Thanks to YouTube, that performance will never die.
Here was an angry man determined to push people away. Boyd followed Bennett to Newcastle before coming home to Brisbane in 2015 but hit rock bottom, prompting Boyd's partner Kayla to leave him.
It was the kick up the backside he needed.
"It was my wife (Kayla), she said she'd had enough, she said it wasn't something that she wanted to stick around for and be a part of in that relationship," Boyd told Triple M in 2017.
"It wasn't enjoyable for her, and even myself, I wasn't happy. I was angry, I wasn't sure what was wrong or why I was feeling the way I was feeling or why I was acting the way I was acting.
"Something needed to change. Her leaving was the last straw that I really needed to change something and do something."

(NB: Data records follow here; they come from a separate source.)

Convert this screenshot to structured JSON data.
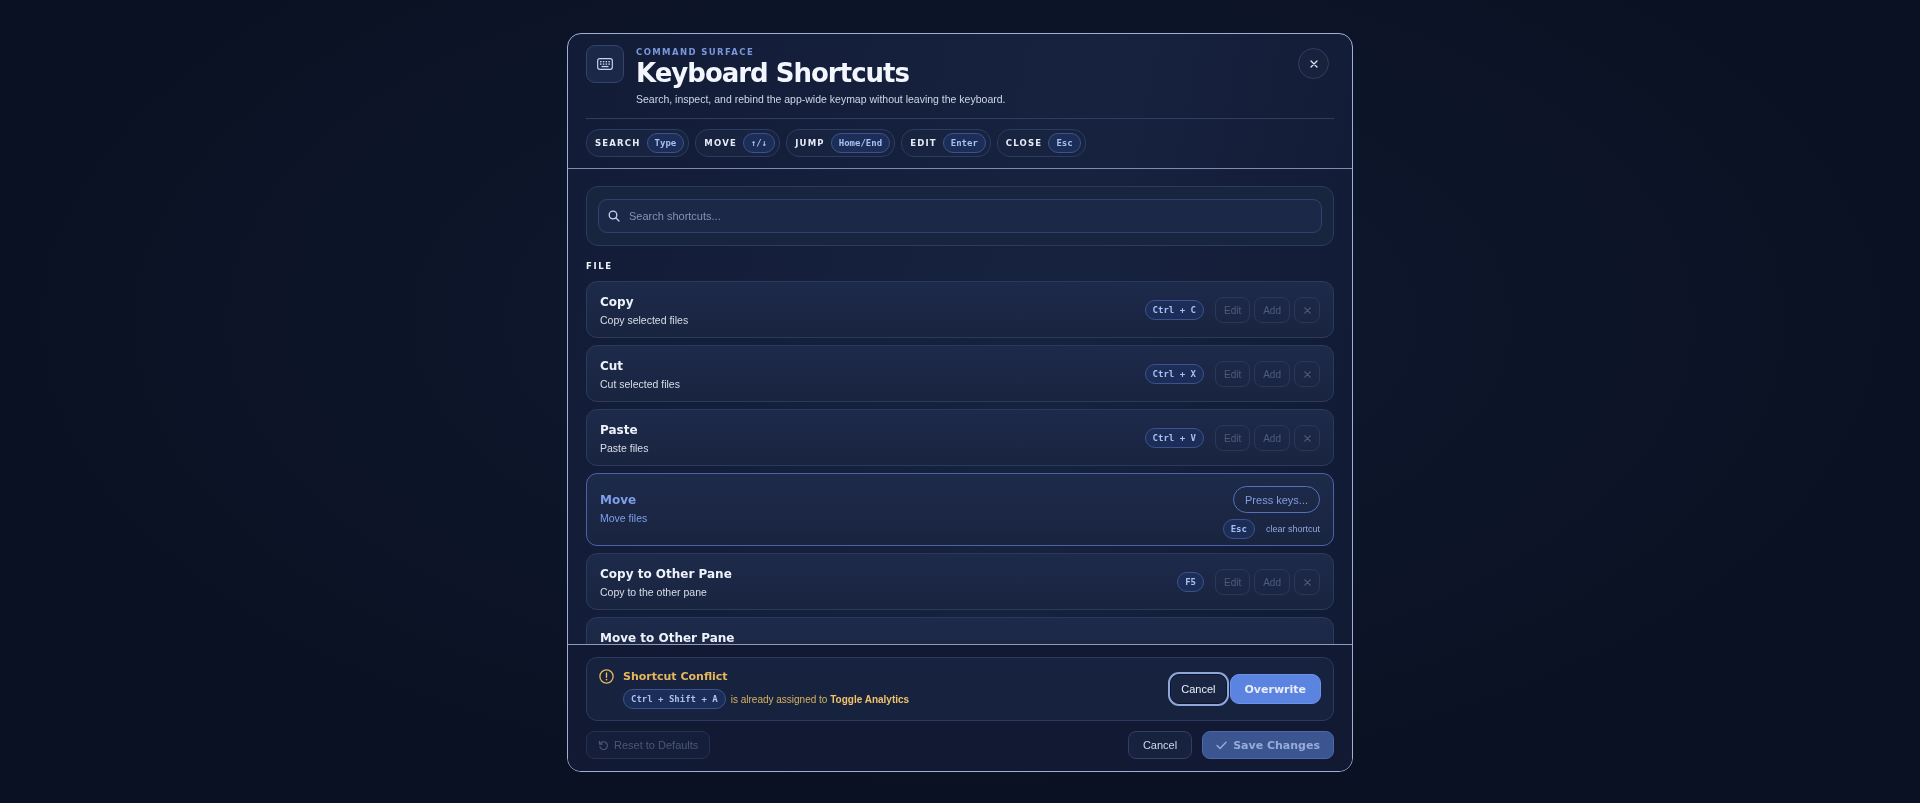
{
  "header": {
    "eyebrow": "COMMAND SURFACE",
    "title": "Keyboard Shortcuts",
    "subtitle": "Search, inspect, and rebind the app-wide keymap without leaving the keyboard."
  },
  "hints": [
    {
      "label": "SEARCH",
      "key": "Type"
    },
    {
      "label": "MOVE",
      "key": "↑/↓"
    },
    {
      "label": "JUMP",
      "key": "Home/End"
    },
    {
      "label": "EDIT",
      "key": "Enter"
    },
    {
      "label": "CLOSE",
      "key": "Esc"
    }
  ],
  "search": {
    "placeholder": "Search shortcuts..."
  },
  "groups": [
    {
      "title": "FILE",
      "shortcuts": [
        {
          "kind": "binding",
          "name": "Copy",
          "description": "Copy selected files",
          "key": "Ctrl + C",
          "actions": [
            {
              "label": "Edit",
              "disabled": true
            },
            {
              "label": "Add",
              "disabled": true
            }
          ]
        },
        {
          "kind": "binding",
          "name": "Cut",
          "description": "Cut selected files",
          "key": "Ctrl + X",
          "actions": [
            {
              "label": "Edit",
              "disabled": true
            },
            {
              "label": "Add",
              "disabled": true
            }
          ]
        },
        {
          "kind": "binding",
          "name": "Paste",
          "description": "Paste files",
          "key": "Ctrl + V",
          "actions": [
            {
              "label": "Edit",
              "disabled": true
            },
            {
              "label": "Add",
              "disabled": true
            }
          ]
        },
        {
          "kind": "recording",
          "name": "Move",
          "description": "Move files",
          "prompt": "Press keys...",
          "clear_key": "Esc",
          "clear_label": "clear shortcut"
        },
        {
          "kind": "binding",
          "name": "Copy to Other Pane",
          "description": "Copy to the other pane",
          "key": "F5",
          "actions": [
            {
              "label": "Edit",
              "disabled": true
            },
            {
              "label": "Add",
              "disabled": true
            }
          ]
        },
        {
          "kind": "binding",
          "name": "Move to Other Pane"
        }
      ]
    }
  ],
  "conflict": {
    "title": "Shortcut Conflict",
    "keys": "Ctrl + Shift + A",
    "message": "is already assigned to **Toggle Analytics**",
    "buttons": [
      {
        "label": "Cancel",
        "kind": "secondary",
        "focused": true
      },
      {
        "label": "Overwrite",
        "kind": "primary",
        "focused": false
      }
    ]
  },
  "footer": {
    "reset": {
      "label": "Reset to Defaults",
      "disabled": true
    },
    "cancel": "Cancel",
    "save": {
      "label": "Save Changes",
      "disabled": true
    }
  }
}
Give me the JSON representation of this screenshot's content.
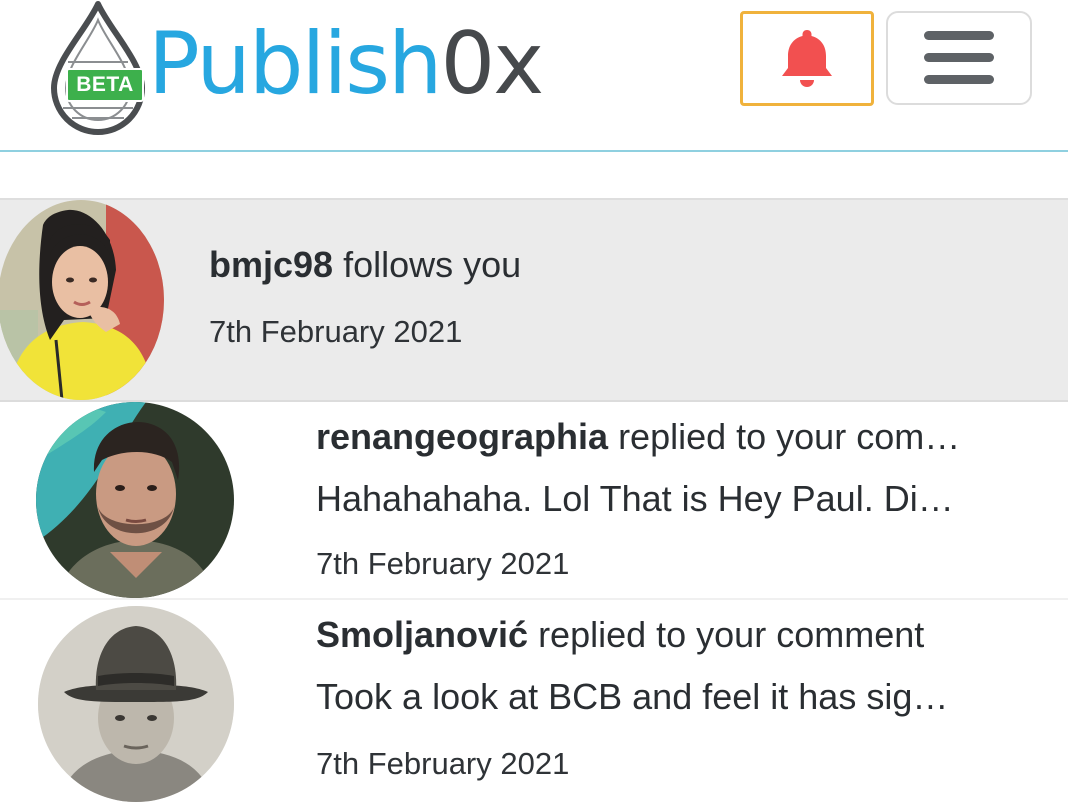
{
  "header": {
    "logo": {
      "badge": "BETA",
      "word_part1": "Publish",
      "word_part2": "0x"
    },
    "bell_icon": "bell-icon",
    "menu_icon": "hamburger-menu-icon",
    "bell_color": "#f25050",
    "accent_border": "#f0b23c"
  },
  "notifications": [
    {
      "user": "bmjc98",
      "action": " follows you",
      "preview": "",
      "date": "7th February 2021",
      "highlighted": true
    },
    {
      "user": "renangeographia",
      "action": " replied to your com…",
      "preview": "Hahahahaha. Lol That is Hey Paul. Di…",
      "date": "7th February 2021",
      "highlighted": false
    },
    {
      "user": "Smoljanović",
      "action": " replied to your comment",
      "preview": "Took a look at BCB and feel it has sig…",
      "date": "7th February 2021",
      "highlighted": false
    }
  ]
}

So change he did. Boyd sought psychiatric treatment and made it through the other side. In 2017 he was named Broncos captain - recognition of how far he'd come since that infamous interview in the Red V.
Even when Seibold took the captaincy off Boyd this season, he remained a leader. It's why legends like Paul Gallen begged for Brisbane to reinstate him at fullback so he could provide direction as the most experienced player at Red Hill.
The try-saving tackles, scything runs through the middle and dashes down the sideline that were synonymous with Boyd in his pomp have been sadly absent as the Broncos crashed and burned this season.
But one or two ordinary campaigns can't - and won't - take the shine off a career that will end with Boyd as the ninth-most capped player in NRL history.
Often athletes struggle in retirement with a loss of identity. But Boyd is more than a footballer.
He's already written a book, Battling The Blues, that tells the eye-opening story of a man who has seen the light after suffering through dark times and he wants to help others do the same, planning to conduct workshops around mental wellbeing at the Broncos when his playing days are over.
Boyd has retired a champion, but his best work may be yet to come.
Originally published as Truth about Darius Boyd's fall from grace